In the little lobby of Theaterlab, on West 36th Avenue, you want to display proof of a booster vaccine before you can get your tickets. You have to don a substantial-grade mask, too, though if you demonstrate up unequipped, the human being at the box office will cheerfully hand just one in excess of.
If the wartime youngsters at the heart of Theaterlab’s latest participate in, “This Beautiful Long run,” could job by themselves throughout the a long time to our time, they may possibly figure out that spirit of finding on with factors, very carefully.
Not that Elodie (Francesca Carpanini), a 17-yr-aged in Chartres, France, has a lot patience for caution herself. It is August 1944, a essential point in Entire world War II, but she is smitten with a boy, and that overrides everything massive and terrifying that the grown-ups have set in motion in the entire world.
Otto (Justin Mark) is 16 and new in town, bashful and uncomfortable and quick to tease. The 1st time they discuss, Elodie razzes him reflexively. But there is a sweetness to him that she falls for, and on the night when they meet up with in an deserted home with views of sexual intercourse and romance swirling in their heads, she would like him to dance with her.
“I really do not ordinarily dance,” he suggests.
“Why not?” she asks.
“’Cause the girls say no.”
Despite the enchanting haze of wistfulness that hangs in excess of “This Attractive Long term,” by Rita Kalnejais, an Australian playwright based mostly in London, the perform is a gimlet-eyed romance. Its lovers are as young and unworldly as Liesl and her Nazi boyfriend, Rolfe, in “The Audio of Music.”
“This Lovely Future” achieves a impressive, aching alchemy, not since Elodie and Otto are star-crossed but simply because they’re normal, and since if not for the war, they could possibly have retained their innocence.
Otto is a Nazi, a member of the occupying power Elodie pushes absent her discomfort at that. She is too naïve to recognize that her Jewish neighbors who were arrested will not be coming again, or that Otto — the sort of broad-eyed, very easily led soldier who fanboys the strongman he phone calls “Mr. Hitler” — has shot nearby people lifeless.
Kalnejais frames their story with a benevolent pair of elders, played in Jack Serio’s incredibly solid production by Angelina Fiordellisi and a rumpled-to-perfection Austin Pendleton. From their upstage karaoke booth on Frank J. Oliva’s established, they enjoy above the youthful pair with sympathy and issue. Involving scenes, they sing (or, in Pendleton’s case, communicate-sing) music from Elodie and Otto’s time and our own, and utter laundry lists of straightforward issues they would change if they acquired a do-around in daily life.
“I would not shed snooze in excess of funds,” he claims. “Or being unlovable.”

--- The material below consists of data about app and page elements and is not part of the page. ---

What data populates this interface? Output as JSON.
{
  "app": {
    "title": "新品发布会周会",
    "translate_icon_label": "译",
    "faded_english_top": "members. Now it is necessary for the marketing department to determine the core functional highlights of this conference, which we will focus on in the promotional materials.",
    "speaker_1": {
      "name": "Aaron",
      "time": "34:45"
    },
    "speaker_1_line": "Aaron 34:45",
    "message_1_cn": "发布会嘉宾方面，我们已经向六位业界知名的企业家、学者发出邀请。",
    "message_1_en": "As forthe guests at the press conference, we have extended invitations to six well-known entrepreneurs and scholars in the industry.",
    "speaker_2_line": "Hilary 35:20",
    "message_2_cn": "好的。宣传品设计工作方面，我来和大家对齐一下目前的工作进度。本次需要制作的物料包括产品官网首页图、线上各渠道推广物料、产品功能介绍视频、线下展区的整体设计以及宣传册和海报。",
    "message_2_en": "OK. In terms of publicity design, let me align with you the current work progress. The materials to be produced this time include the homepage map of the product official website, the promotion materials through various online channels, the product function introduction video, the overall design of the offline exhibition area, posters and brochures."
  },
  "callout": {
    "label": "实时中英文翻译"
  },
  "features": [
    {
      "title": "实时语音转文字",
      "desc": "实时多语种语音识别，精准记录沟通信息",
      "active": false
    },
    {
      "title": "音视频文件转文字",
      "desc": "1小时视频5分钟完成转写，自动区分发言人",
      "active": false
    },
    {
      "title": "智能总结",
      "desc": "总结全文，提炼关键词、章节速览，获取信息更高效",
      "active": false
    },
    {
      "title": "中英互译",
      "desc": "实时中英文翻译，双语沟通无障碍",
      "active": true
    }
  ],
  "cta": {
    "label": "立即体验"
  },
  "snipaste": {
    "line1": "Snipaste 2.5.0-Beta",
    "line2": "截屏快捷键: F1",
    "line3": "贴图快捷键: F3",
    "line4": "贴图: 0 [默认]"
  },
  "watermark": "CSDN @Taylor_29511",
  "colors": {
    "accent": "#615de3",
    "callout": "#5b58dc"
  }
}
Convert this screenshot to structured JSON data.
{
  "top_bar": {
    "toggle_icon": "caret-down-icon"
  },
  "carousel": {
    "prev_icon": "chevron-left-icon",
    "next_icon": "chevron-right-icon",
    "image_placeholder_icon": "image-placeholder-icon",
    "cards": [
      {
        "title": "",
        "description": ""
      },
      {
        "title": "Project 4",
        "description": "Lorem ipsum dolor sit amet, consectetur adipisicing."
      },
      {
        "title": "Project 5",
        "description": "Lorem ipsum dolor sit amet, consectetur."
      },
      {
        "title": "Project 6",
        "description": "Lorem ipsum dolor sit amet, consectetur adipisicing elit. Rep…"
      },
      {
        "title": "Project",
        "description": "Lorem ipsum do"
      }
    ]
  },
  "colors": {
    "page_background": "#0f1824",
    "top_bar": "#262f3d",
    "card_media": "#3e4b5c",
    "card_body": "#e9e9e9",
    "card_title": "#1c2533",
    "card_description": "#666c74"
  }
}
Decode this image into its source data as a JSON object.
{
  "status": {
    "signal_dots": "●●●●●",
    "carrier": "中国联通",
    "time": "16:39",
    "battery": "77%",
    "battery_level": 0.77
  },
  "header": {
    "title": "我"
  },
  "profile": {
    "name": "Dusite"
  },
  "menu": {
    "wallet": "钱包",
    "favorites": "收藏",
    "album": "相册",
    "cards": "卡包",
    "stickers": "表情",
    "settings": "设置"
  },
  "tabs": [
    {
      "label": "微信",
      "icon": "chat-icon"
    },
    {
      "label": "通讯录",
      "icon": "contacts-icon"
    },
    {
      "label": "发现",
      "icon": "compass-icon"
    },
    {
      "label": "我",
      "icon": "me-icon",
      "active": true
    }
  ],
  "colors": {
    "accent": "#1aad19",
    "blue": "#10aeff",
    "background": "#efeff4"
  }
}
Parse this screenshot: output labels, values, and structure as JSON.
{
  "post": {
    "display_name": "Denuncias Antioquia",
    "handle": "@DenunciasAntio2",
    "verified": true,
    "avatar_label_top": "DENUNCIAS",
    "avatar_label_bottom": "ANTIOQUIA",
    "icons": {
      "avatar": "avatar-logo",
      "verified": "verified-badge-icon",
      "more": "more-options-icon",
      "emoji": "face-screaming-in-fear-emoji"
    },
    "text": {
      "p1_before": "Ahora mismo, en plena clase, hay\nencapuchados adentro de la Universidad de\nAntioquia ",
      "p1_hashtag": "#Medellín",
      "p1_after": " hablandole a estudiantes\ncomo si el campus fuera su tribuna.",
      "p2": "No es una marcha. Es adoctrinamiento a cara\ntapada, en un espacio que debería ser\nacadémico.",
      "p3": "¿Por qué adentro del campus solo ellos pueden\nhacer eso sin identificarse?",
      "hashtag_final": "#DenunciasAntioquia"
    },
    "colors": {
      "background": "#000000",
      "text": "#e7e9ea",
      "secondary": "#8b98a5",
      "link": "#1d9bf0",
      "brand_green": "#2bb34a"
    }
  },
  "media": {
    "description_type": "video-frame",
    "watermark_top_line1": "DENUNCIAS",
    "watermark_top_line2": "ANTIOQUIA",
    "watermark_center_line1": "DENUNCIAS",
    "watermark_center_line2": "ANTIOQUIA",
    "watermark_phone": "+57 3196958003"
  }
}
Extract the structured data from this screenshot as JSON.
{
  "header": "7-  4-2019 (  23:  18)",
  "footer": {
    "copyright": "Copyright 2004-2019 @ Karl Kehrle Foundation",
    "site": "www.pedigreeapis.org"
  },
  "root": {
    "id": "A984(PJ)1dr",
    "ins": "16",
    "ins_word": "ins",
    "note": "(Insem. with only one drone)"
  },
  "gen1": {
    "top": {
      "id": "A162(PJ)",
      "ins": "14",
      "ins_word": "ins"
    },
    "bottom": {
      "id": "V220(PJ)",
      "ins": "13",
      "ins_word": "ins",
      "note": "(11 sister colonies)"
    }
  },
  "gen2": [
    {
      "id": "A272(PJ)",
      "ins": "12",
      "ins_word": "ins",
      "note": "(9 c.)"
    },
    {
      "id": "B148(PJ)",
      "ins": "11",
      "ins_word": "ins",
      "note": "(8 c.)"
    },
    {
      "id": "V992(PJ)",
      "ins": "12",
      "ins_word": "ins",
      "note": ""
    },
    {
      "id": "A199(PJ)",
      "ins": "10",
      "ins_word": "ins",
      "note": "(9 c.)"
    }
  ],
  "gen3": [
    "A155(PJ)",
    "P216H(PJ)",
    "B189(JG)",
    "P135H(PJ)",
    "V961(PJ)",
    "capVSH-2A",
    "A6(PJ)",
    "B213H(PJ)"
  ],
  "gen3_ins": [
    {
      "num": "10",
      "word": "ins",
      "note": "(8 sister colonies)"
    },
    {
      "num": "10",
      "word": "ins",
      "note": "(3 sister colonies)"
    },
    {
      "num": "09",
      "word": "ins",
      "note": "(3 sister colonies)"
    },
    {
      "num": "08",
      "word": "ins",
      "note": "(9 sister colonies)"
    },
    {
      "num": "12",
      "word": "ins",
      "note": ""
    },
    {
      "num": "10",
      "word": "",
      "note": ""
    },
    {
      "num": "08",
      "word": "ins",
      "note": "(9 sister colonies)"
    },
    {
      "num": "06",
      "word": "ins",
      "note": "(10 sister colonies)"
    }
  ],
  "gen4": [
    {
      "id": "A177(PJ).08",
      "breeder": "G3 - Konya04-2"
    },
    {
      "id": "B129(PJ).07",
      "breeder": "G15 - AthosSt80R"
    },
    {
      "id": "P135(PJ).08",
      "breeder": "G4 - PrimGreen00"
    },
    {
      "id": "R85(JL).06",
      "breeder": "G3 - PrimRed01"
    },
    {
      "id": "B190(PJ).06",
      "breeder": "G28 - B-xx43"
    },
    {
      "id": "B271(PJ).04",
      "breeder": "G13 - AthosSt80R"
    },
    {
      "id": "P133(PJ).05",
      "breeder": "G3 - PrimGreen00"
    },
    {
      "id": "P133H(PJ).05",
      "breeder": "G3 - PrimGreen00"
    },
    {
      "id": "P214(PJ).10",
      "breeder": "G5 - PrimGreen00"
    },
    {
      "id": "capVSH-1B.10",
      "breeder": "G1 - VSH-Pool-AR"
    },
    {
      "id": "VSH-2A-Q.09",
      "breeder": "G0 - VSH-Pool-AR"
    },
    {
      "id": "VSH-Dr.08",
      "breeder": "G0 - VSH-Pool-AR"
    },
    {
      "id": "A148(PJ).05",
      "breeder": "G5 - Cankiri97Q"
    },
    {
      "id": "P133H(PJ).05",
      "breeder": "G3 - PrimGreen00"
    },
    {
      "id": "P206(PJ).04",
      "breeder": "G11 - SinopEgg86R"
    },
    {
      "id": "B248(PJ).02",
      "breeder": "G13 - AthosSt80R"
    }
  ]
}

“I’d snooze knowing it all modifications by early morning,” she claims.
Elodie and Otto, just starting out, never have that form of knowledge nonetheless. But they do have hope, and you can hear it in their designs for a sunny upcoming with each other. They have no idea how vulnerable they are, or how brutal the planet is ready to be.
Otto could have some clue, however, if only he would pay attention to himself.
“There’s very little cruel about picking who lives and who dies,” he suggests, defending his mission. “We’re not just randomly selecting individuals off. I could not do that. This is about deciding upon a long term where everyone’s clean up.”
What could possibly this morally warped boy have been — what may possibly the entire world have been — if Hitler experienced taken an place of work work in its place of going into politics? “This Lovely Future” wishes to know.
With an ending that’s light and wondrous and fragile as new everyday living, it is a enjoy about picking, stage by move, a truly far better foreseeable future — and about what could have been, what never ever should have been and what just can’t ever be taken back.
This Attractive Future
As a result of Jan. 30 at Theaterlab, Manhattan theaterlabnyc.com. Jogging time: 1 hour 15 minutes.